The shade matching of a restoration is the critical final step in aesthetic restorative dentistry once morphology and occlusion are addressed. This article describes a seven-step approach to successful shade matching: patient and tooth evaluation, image capture and shade analysis, communication, interpretation, fabrication, verification, and placement of restoration. A step-by-step protocol to shade matching is comprehensively outlined through a case study using a combination of technology-based instrumentation, conventional techniques, and reference photography.
The shade matching of a restoration is the critical final step in aesthetic restorative dentistry once morphology and occlusion are addressed. The variables in the dental treatment room and human error are recognized obstacles first divulged by Dr. Jack Preston at USC Dental School. Color is both a science and an art, and can often be difficult to measure.
Conventional shade methods and technology by itself have limitations, because technicians require more visual information to interpret shade information. Advances in technology have greatly elevated the likelihood of a clinically acceptable shade match through accurate shade analysis, if properly performed. After much research and clinical evaluation, this article addresses a culmination of knowledge that embodies how the author perceives predictable shade matching.
A step-by-step protocol to shade matching is comprehensively outlined through a case study using a combination of technology-based instrumentation, conventional techniques (ie, shade tabs), and reference photography: a wonderful way for predictable shade matching that, if performed properly, can limit costly remakes.
Predictable shade matching protocol
Step 1: evaluation
This phase of treatment may be the most clinically significant because proper shade matching is directly dependent on the tooth type (ie, whether the tooth is high or low in translucency) ( Fig. 1 ).
Preoperative evaluation affects material selection because the choices of materials that can be used for the definitive restoration (ie, metal-ceramic or high-strength computer aided design-computer aided manufacturing (CAD-CAM)–based ceramics, such as alumina or zirconia [ Fig. 2 ]) ultimately dictate the tooth preparation design ( Fig. 3 ). The stump shade of the tooth must be taken into consideration because it may influence the value, chroma, and hue of the final restoration if a translucent or semitranslucent material is used ( Fig. 4 ).
Questions to consider during the preoperative patient evaluation include the following:
Is there significant variation of shade from gingival, to body, to incisal?
Are there any characterizations or effects in the tooth?
Can the patient’s teeth be categorized as high in translucency or high in opacity?
Can materials selection affect the final aesthetic outcome of the restoration?
After those questions have been addressed a treatment plan can be developed, and the clinician can determine the ideal material selection and preparation for the restoration.
Step 2: image capture and shade analysis
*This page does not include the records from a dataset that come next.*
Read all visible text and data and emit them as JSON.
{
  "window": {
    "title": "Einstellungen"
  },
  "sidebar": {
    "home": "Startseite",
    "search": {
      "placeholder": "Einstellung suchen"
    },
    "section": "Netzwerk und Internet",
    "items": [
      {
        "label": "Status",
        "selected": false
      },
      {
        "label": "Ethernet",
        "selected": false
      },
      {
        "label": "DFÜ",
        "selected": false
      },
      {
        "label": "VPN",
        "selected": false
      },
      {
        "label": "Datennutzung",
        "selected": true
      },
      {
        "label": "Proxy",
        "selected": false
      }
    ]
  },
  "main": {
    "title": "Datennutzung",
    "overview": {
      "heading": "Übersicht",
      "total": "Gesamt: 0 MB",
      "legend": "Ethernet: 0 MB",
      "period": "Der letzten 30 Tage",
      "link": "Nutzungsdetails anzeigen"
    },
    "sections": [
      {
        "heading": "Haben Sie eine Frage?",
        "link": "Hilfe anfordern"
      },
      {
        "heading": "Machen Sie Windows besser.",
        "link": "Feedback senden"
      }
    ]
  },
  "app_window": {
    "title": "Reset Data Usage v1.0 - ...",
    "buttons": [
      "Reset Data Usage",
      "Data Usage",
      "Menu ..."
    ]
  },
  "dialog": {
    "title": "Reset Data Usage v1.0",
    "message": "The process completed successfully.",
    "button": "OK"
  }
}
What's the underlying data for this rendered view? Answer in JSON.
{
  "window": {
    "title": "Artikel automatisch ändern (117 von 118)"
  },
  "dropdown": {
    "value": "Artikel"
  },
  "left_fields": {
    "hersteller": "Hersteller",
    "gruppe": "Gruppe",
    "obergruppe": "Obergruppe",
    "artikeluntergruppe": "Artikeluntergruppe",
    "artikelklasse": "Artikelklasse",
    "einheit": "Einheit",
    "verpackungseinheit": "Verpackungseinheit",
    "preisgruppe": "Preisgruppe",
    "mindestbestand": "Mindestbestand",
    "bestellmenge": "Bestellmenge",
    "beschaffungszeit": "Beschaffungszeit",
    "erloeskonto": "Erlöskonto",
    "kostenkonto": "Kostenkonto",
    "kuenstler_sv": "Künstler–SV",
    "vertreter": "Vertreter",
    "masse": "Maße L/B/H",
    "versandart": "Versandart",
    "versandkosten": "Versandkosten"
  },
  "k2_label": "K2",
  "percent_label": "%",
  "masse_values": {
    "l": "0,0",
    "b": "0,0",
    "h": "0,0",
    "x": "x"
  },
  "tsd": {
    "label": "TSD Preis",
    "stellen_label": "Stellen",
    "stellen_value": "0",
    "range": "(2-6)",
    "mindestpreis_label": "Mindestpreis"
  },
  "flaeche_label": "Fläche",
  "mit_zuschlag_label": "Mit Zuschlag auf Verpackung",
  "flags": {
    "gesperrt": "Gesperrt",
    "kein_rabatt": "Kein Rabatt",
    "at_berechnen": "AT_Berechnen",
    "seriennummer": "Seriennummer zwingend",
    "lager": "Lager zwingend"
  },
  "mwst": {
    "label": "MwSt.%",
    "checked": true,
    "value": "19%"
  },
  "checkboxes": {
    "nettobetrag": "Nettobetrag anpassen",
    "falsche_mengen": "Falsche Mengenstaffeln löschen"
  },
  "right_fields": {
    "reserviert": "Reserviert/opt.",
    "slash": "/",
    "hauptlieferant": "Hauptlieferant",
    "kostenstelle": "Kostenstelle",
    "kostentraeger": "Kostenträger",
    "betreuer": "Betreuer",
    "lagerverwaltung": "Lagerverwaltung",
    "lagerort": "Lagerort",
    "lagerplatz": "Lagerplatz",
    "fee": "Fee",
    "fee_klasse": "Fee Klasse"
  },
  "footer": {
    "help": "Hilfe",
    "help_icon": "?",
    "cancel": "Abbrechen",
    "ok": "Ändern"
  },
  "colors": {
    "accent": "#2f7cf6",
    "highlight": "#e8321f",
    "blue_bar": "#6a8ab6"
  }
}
One way to analyze the shade is to use technology (SpectroShade Micro, MHT S.P.A., Milan, Italy) ( Fig. 5 ), because it is the least influenced by contrast effects and visual discrepancies associated with improper lighting. Technology requires image capture ( Fig. 6 ) or image acquisition. Once the images are brought into the database and stored, they can then be analyzed for shade ( Figs. 7 and 8 ). Today’s technology streamlines shade analysis by indicating which shade tabs the clinician should select for reference photography (shade communication).